If you follow me on Instagram at all, you’re probably thinking that Presto spends his entire life tied up in some place or another. While it’s not quite THAT much time, he’s definitely logged his fair share of “patience hours” lately.
Since his weekend adventure with The Tree of Knowledge a few weeks ago, he’s become quite reliable about tying. It wasn’t a one-and-done for teaching him how to stand quietly, but it definitely taught him that resistance is futile. I’ve been tying him in the barn for grooming every day, either straight-tied in the aisle or crosstied in the grooming area, and he’s been rock solid. Not totally STILL, per se, he still wiggles and tries to chew on things and sometimes tries a few half-hearted stomps that are the saddest attempt at a temper tantrum that I’ve ever seen. But the thought to pull back or resist or try to escape does not exist in him at all.
So, as I mentioned a couple weeks ago, I moved on to tying Presto at the rail in the arena while I rode Henry. He was a little mad the first time, but honestly handled it better than I thought he would. I could ride Henry right behind him and he didn’t care (I mean, he looked more mad, but he wasn’t upset). I don’t ride in the arena very often though… generally only when the fields are too wet or too hard.
The next time I rode Henry out in what I call my “dressage field” – a smaller, flatter field in front of my jump field – I noticed something that hasn’t really registered with me before. Tall, very solid poles that I assume used to be part of an old fence. Now it’s a lower wire mesh fence, with my dressage field on one side and a corn field on the other, but a few of the taller poles are still in place.
So after one more session hanging out on the rail in the arena to make sure he understood the game, I ponied him out with me for a dressage ride one morning, tied him to the tallest pole (which – it is not that easy to tie one horse on a fence line while riding another, btw. Put THAT in field hunter classes!), and rode away.
Not like… far away. I slowly spiraled Henry away from him, watching to see what Presto’s reaction would be. After all, he was tied next to a loud corn field (it’s kinda scary when it’s windy!), out in the middle of nowhere, and the only horse he could see was leaving him. This was definitely a lot different from just tying him to the arena rail, right by the barn. I could see the wheels turning as he decided what to do. It only took him about 30 seconds to choose the “good boy” option and start nibbling at all the grass that was tall enough to reach.

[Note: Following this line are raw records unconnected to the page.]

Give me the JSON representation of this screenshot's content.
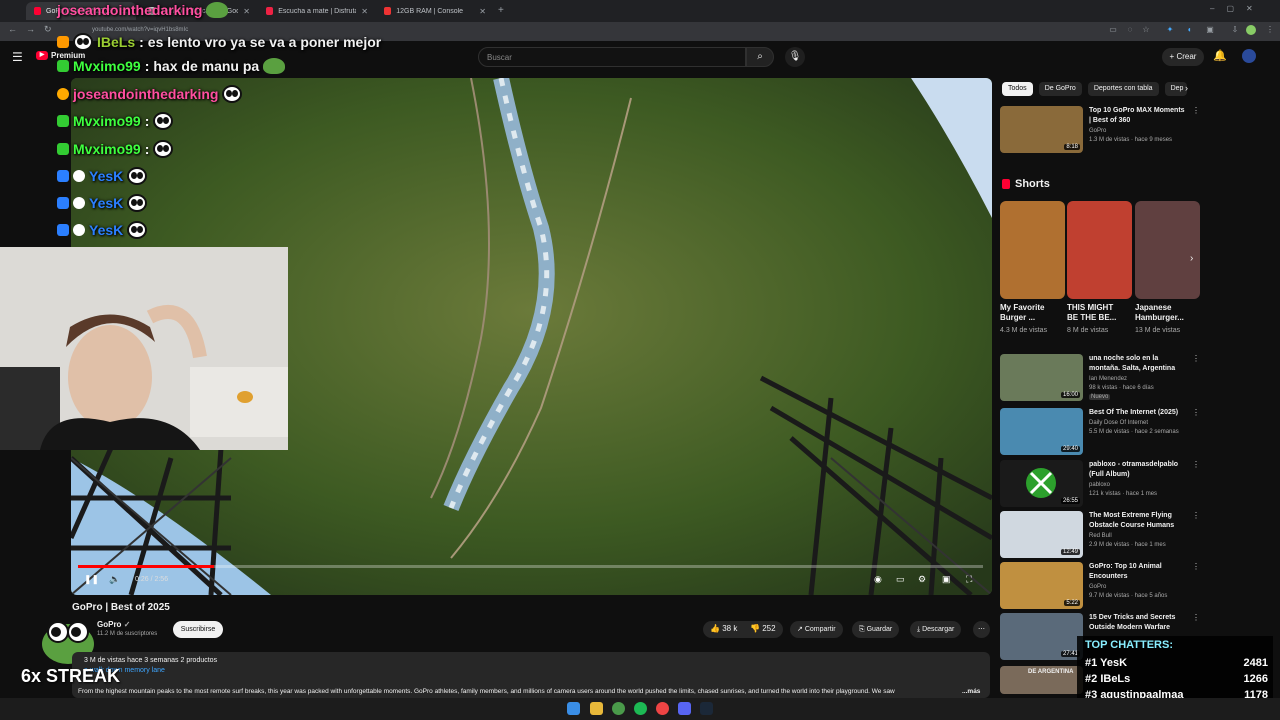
{
  "browser": {
    "tabs": [
      {
        "label": "GoPro | Best of 2025 - YouTube",
        "active": true
      },
      {
        "label": "Zambol - Buscar con Google",
        "active": false
      },
      {
        "label": "Escucha a mate | Disfruta de la",
        "active": false
      },
      {
        "label": "12GB RAM | Console",
        "active": false
      }
    ],
    "url": "youtube.com/watch?v=iqvH1bs8mIc"
  },
  "youtube": {
    "logo": "Premium",
    "search_placeholder": "Buscar",
    "create_label": "Crear"
  },
  "chat_overlay": [
    {
      "user": "joseandointhedarking",
      "message": "",
      "color": "#ff4fa0"
    },
    {
      "user": "IBeLs",
      "message": "es lento vro ya se va a poner mejor",
      "color": "#9acd32"
    },
    {
      "user": "Mvximo99",
      "message": "hax de manu pa",
      "color": "#3fff3f"
    },
    {
      "user": "joseandointhedarking",
      "message": "",
      "color": "#ff4fa0"
    },
    {
      "user": "Mvximo99",
      "message": "",
      "color": "#3fff3f"
    },
    {
      "user": "Mvximo99",
      "message": "",
      "color": "#3fff3f"
    },
    {
      "user": "YesK",
      "message": "",
      "color": "#2b7fff"
    },
    {
      "user": "YesK",
      "message": "",
      "color": "#2b7fff"
    },
    {
      "user": "YesK",
      "message": "",
      "color": "#2b7fff"
    }
  ],
  "player": {
    "current_time": "0:26 / 2:56",
    "progress": 0.15
  },
  "video": {
    "title": "GoPro | Best of 2025",
    "channel": "GoPro",
    "subscribers": "11.2 M de suscriptores",
    "subscribe_label": "Suscribirse",
    "likes": "38 k",
    "dislikes": "252",
    "share_label": "Compartir",
    "save_label": "Guardar",
    "download_label": "Descargar",
    "stats": "3 M de vistas  hace 3 semanas  2 productos",
    "hashtag": "a walk down memory lane",
    "description": "From the highest mountain peaks to the most remote surf breaks, this year was packed with unforgettable moments. GoPro athletes, family members, and millions of camera users around the world pushed the limits, chased sunrises, and turned the world into their playground. We saw",
    "more": "...más"
  },
  "sidebar": {
    "chips": [
      "Todos",
      "De GoPro",
      "Deportes con tabla",
      "Dep"
    ],
    "videos": [
      {
        "title": "Top 10 GoPro MAX Moments | Best of 360",
        "channel": "GoPro",
        "meta": "1.3 M de vistas · hace 9 meses",
        "duration": "8:18",
        "color": "#8a6a3a"
      },
      {
        "title": "una noche solo en la montaña. Salta, Argentina",
        "channel": "Ian Menendez",
        "meta": "98 k vistas · hace 6 días",
        "badge": "Nuevo",
        "duration": "16:00",
        "color": "#6a7a5a"
      },
      {
        "title": "Best Of The Internet (2025)",
        "channel": "Daily Dose Of Internet",
        "meta": "5.5 M de vistas · hace 2 semanas",
        "duration": "29:40",
        "color": "#4a8ab0"
      },
      {
        "title": "pabloxo - otramasdelpablo (Full Album)",
        "channel": "pabloxo",
        "meta": "121 k vistas · hace 1 mes",
        "duration": "26:55",
        "color": "#1a1a1a"
      },
      {
        "title": "The Most Extreme Flying Obstacle Course Humans Hav...",
        "channel": "Red Bull",
        "meta": "2.9 M de vistas · hace 1 mes",
        "duration": "12:49",
        "color": "#d0d8e0"
      },
      {
        "title": "GoPro: Top 10 Animal Encounters",
        "channel": "GoPro",
        "meta": "9.7 M de vistas · hace 5 años",
        "duration": "5:22",
        "color": "#c09040"
      },
      {
        "title": "15 Dev Tricks and Secrets Outside Modern Warfare",
        "channel": "",
        "meta": "",
        "duration": "27:41",
        "color": "#5a6a7a"
      }
    ],
    "shorts_heading": "Shorts",
    "shorts": [
      {
        "title": "My Favorite Burger ...",
        "views": "4.3 M de vistas",
        "color": "#b07030"
      },
      {
        "title": "THIS MIGHT BE THE BE...",
        "views": "8 M de vistas",
        "color": "#c04030"
      },
      {
        "title": "Japanese Hamburger...",
        "views": "13 M de vistas",
        "color": "#604040"
      }
    ],
    "bottom_strip_label": "DE ARGENTINA"
  },
  "stream_overlay": {
    "streak": "6x STREAK",
    "top_chatters_title": "TOP CHATTERS:",
    "top_chatters": [
      {
        "rank": "#1",
        "name": "YesK",
        "count": "2481"
      },
      {
        "rank": "#2",
        "name": "IBeLs",
        "count": "1266"
      },
      {
        "rank": "#3",
        "name": "agustinpaalmaa",
        "count": "1178"
      }
    ]
  }
}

I heard nary a peep out of him that day, and he’s been out on that post three other times since. I ride Henry past him and towards him at every gait, but Presto never seems to care. Sometimes he gets bored and tries to paw or pace, because yearling, but he never seems worried or upset. He’s become a bonafide Railbird.
I’m hoping that, in addition to continue developing his patience skills, this also helps make him a little more independent and not worried about what other horses are doing around him, especially under saddle. I guess we get to find out in like… 2 1/2 years.